It’s time to slow things down so put on some Duke Ellington, pour a glass of your favorite adult beverage and spend some time watching the trains go by. This weekend’s special comes from our good friend Falk (bricknerd) who brings his usual expert skill set along with some new tricks to the “Alco RSD-7 Demonstrator“. I’m going to sip my drink quietly while Falk talks about this brown beauty.
“When Alco launched the RSD-7 back in the early ’50s, they built two demonstrator units to tour the RRs and prove it could compete with its primary rival, the FM H-24-66 Train Master. Here’s a picture of one of the two demonstrators, #601. #600, the second demonstrator unit, was equipped with additional Gyra Lights which I included on my model. The model is 7 studs wide and 46 long. Changes compared to the render include the yellow stripes on the noses and vents, and the trucks. Note that the uneven spacing between the axles of each truck is prototypical, caused by the arrangement of the traction motors.”
Duly noted Falk, what a gorgeous engine.
I’m probably in the minority of nerds who prefers the 1977 animated version of The Hobbit to the current overblown Peter Jackson spectacular, but I won’t let that stop me from posting great models based off the 7-part film series. This particular scene comes to us from Paul (Disco86), who uses some familiar but effective techniques to paint an immersive scene from the trailer of the latest installment of “The Hobbit“. The diorama is entitled “It is our fight” and it appeals to me in large part because there is nothing but Lego in the scene, no glaring white background, kitchen table or Photoshop weirdness, just 100% mainline ABS goodness. There is also a nice technique I haven’t seen before involving flower-petals and green string. I’m guessing that’s Legolas on the right, probably saying something incredibly clever like ““There is a fell voice on the air” or “A shadow and a threat has been growing in my mind”. Oh Legolas, won’t you ever lighten up?

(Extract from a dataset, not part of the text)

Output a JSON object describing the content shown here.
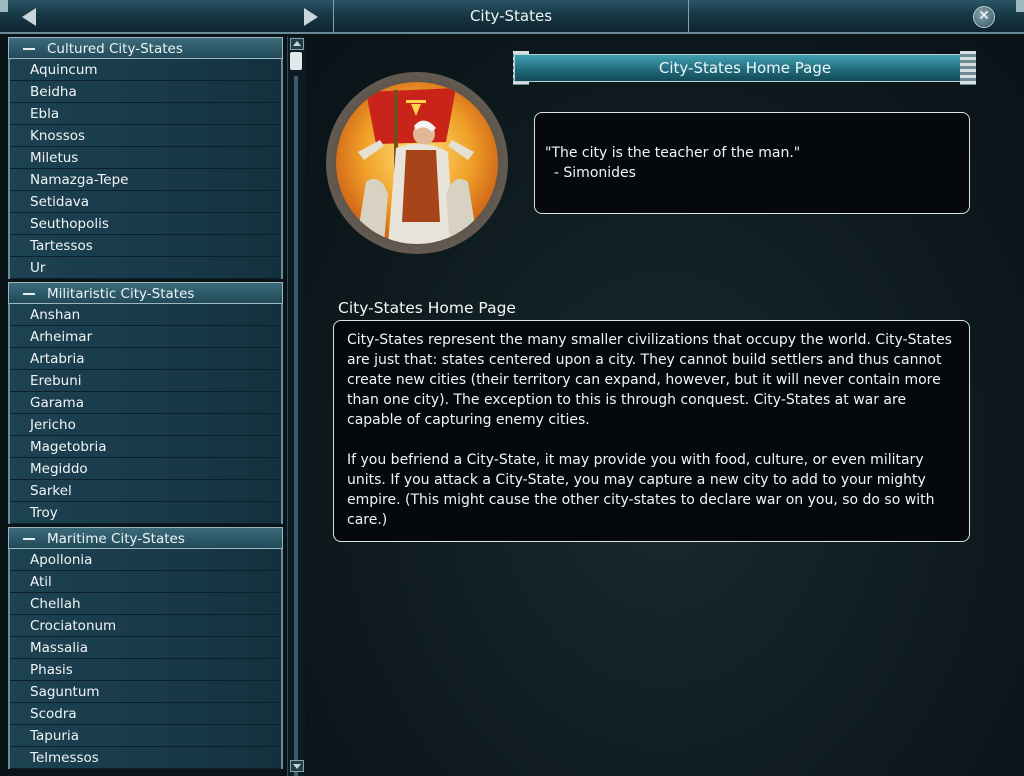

For those of you in Brisbane, next weekend (Oct 5th-7th) will see the BrisBricks LEGO Convention out at Chandler. Details below.
Saturday 5th October 2013 – 9:00am-5:00pm
Sunday 6th October 2013 – 10:30am-5:00pm
Monday 7th October 2013 – 9:00am-4:00pm
Autism Community Session:
Sunday 6th October 2013 – 9:00am-10:30am
Child (3-15yrs): $5.00
Under 3yrs FREE
Book tickets online:
To book tickets click here http://www.trybooking.com/DDJR
Tickets sold at door:
Limited tickets will be available at the door. (cash only)
Book online to avoid disappointment as sessions often reach capacity
Pre-paid tickets will take priority entry
TBB fixture Mike Nieves (retinence) returns to the Brothership with a commissioned piece he calls “Ninjago Golden Dragon“. The model is a true fusion of Hero Factory, Bionicle, System and Technic parts that is amplified by a striking gold color scheme which the builder aptly describes as “tough to use”. Although this photo doesn’t provide the best angle to observe them, the details on the sides of the legs are amazing. Mike is one of those rare builders who combines talent, consistency and an ability to maintain an easily recognizable style of building without repeating himself. It’s nice to see builders like Mike and Tyler (just to name a few) getting commissioned work, there is nothing like getting paid to do something you you have a passion for.
Presenting the “LEGO DIGITAL MIXER X32” by LoctiteGirl. According to her reference material, the X32 is intuitive and powerful with 40 processing channels and 25 mix buses, all equipped with serious signal processing (dynamics, EQ and inserts), which can be configured quickly to meet the demands of virtually any gig, large or small.
And if your wall outlet can’t handle the action, the builder has you covered with a power switch socket to go with it.